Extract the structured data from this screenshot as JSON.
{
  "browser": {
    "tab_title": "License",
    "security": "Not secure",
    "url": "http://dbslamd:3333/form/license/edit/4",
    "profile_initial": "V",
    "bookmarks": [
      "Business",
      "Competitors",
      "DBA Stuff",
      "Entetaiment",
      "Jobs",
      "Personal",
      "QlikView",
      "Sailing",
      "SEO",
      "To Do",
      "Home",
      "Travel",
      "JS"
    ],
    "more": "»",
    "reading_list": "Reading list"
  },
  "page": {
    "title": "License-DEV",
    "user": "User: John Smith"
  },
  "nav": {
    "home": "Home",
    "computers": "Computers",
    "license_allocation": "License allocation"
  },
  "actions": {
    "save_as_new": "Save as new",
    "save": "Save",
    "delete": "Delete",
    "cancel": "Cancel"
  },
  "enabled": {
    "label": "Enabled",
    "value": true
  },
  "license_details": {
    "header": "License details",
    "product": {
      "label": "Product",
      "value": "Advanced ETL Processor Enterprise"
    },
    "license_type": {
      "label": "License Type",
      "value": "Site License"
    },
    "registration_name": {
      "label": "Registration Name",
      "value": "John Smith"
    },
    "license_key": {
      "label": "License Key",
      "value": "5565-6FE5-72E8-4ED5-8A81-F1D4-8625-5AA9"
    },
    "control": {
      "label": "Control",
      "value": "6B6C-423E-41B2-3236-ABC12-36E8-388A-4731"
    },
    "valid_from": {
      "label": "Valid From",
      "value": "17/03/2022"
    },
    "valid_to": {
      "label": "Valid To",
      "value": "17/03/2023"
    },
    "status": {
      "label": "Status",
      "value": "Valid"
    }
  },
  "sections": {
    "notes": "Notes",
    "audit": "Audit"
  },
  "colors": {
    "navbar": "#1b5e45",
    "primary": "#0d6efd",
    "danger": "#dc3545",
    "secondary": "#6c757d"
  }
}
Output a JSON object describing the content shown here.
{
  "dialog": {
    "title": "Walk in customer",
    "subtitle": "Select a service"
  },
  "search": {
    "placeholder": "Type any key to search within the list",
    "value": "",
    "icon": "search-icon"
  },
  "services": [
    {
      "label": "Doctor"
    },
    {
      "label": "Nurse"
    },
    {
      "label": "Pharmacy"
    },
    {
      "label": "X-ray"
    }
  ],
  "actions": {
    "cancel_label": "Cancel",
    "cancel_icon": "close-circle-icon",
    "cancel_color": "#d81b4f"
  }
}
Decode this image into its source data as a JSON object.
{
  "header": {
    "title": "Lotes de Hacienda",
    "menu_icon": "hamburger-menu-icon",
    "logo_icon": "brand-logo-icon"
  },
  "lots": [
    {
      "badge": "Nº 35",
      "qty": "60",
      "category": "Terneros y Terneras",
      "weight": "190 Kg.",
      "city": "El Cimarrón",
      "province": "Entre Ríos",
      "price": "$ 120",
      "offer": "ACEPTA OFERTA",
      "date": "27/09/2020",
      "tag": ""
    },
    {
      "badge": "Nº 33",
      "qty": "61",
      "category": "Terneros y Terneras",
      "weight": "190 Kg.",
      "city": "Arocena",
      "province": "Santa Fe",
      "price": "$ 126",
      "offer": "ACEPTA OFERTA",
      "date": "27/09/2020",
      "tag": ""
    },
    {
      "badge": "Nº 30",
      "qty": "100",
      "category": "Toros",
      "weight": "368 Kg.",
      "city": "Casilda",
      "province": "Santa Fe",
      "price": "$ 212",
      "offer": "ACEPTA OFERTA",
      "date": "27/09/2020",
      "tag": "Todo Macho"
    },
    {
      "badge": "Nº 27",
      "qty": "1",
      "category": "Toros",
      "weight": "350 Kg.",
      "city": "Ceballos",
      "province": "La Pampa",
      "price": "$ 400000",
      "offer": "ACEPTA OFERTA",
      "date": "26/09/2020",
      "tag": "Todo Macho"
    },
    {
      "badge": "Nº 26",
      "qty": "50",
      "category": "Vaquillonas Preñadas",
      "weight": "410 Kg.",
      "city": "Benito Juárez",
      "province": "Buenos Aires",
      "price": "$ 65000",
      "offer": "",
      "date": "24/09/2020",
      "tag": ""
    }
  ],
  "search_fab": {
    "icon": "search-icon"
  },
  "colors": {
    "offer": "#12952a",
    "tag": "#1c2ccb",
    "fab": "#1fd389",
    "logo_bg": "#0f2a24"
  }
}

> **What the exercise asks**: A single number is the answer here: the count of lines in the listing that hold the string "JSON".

> **Finished exercise**: 3